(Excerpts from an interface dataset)
=-=-=

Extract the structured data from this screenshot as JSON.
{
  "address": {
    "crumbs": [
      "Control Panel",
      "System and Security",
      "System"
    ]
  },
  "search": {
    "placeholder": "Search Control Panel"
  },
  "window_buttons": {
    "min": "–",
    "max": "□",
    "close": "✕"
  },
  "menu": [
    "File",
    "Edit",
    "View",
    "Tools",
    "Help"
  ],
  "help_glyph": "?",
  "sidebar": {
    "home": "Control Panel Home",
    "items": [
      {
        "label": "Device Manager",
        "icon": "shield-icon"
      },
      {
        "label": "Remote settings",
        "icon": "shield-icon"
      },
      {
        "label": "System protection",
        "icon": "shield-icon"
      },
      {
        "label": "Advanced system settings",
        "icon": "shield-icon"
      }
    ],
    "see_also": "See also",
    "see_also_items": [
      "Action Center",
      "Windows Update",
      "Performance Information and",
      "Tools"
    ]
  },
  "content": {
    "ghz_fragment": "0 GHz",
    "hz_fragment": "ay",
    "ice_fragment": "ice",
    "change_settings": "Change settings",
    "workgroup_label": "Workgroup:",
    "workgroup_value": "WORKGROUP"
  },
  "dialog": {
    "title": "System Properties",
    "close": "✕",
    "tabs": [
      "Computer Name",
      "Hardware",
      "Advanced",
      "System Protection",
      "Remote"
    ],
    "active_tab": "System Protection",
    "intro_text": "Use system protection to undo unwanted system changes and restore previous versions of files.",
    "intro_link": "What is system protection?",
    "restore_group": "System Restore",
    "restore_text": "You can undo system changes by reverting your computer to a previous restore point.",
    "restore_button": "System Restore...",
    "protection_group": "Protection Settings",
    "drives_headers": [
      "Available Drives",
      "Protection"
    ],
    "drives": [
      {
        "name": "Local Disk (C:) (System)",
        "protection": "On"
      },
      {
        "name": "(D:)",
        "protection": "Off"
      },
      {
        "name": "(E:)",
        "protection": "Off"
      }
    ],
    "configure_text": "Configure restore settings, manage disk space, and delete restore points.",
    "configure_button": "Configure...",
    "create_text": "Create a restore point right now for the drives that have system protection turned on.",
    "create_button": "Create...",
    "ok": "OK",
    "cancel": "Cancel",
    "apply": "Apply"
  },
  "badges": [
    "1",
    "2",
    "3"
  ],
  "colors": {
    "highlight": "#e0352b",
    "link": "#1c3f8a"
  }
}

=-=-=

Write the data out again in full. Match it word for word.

SOLUTION FOR THIS PROBLEM:
Extract the structured data from this screenshot as JSON.
{
  "address": {
    "crumbs": [
      "Control Panel",
      "System and Security",
      "System"
    ]
  },
  "search": {
    "placeholder": "Search Control Panel"
  },
  "window_buttons": {
    "min": "–",
    "max": "□",
    "close": "✕"
  },
  "menu": [
    "File",
    "Edit",
    "View",
    "Tools",
    "Help"
  ],
  "help_glyph": "?",
  "sidebar": {
    "home": "Control Panel Home",
    "items": [
      {
        "label": "Device Manager",
        "icon": "shield-icon"
      },
      {
        "label": "Remote settings",
        "icon": "shield-icon"
      },
      {
        "label": "System protection",
        "icon": "shield-icon"
      },
      {
        "label": "Advanced system settings",
        "icon": "shield-icon"
      }
    ],
    "see_also": "See also",
    "see_also_items": [
      "Action Center",
      "Windows Update",
      "Performance Information and",
      "Tools"
    ]
  },
  "content": {
    "ghz_fragment": "0 GHz",
    "hz_fragment": "ay",
    "ice_fragment": "ice",
    "change_settings": "Change settings",
    "workgroup_label": "Workgroup:",
    "workgroup_value": "WORKGROUP"
  },
  "dialog": {
    "title": "System Properties",
    "close": "✕",
    "tabs": [
      "Computer Name",
      "Hardware",
      "Advanced",
      "System Protection",
      "Remote"
    ],
    "active_tab": "System Protection",
    "intro_text": "Use system protection to undo unwanted system changes and restore previous versions of files.",
    "intro_link": "What is system protection?",
    "restore_group": "System Restore",
    "restore_text": "You can undo system changes by reverting your computer to a previous restore point.",
    "restore_button": "System Restore...",
    "protection_group": "Protection Settings",
    "drives_headers": [
      "Available Drives",
      "Protection"
    ],
    "drives": [
      {
        "name": "Local Disk (C:) (System)",
        "protection": "On"
      },
      {
        "name": "(D:)",
        "protection": "Off"
      },
      {
        "name": "(E:)",
        "protection": "Off"
      }
    ],
    "configure_text": "Configure restore settings, manage disk space, and delete restore points.",
    "configure_button": "Configure...",
    "create_text": "Create a restore point right now for the drives that have system protection turned on.",
    "create_button": "Create...",
    "ok": "OK",
    "cancel": "Cancel",
    "apply": "Apply"
  },
  "badges": [
    "1",
    "2",
    "3"
  ],
  "colors": {
    "highlight": "#e0352b",
    "link": "#1c3f8a"
  }
}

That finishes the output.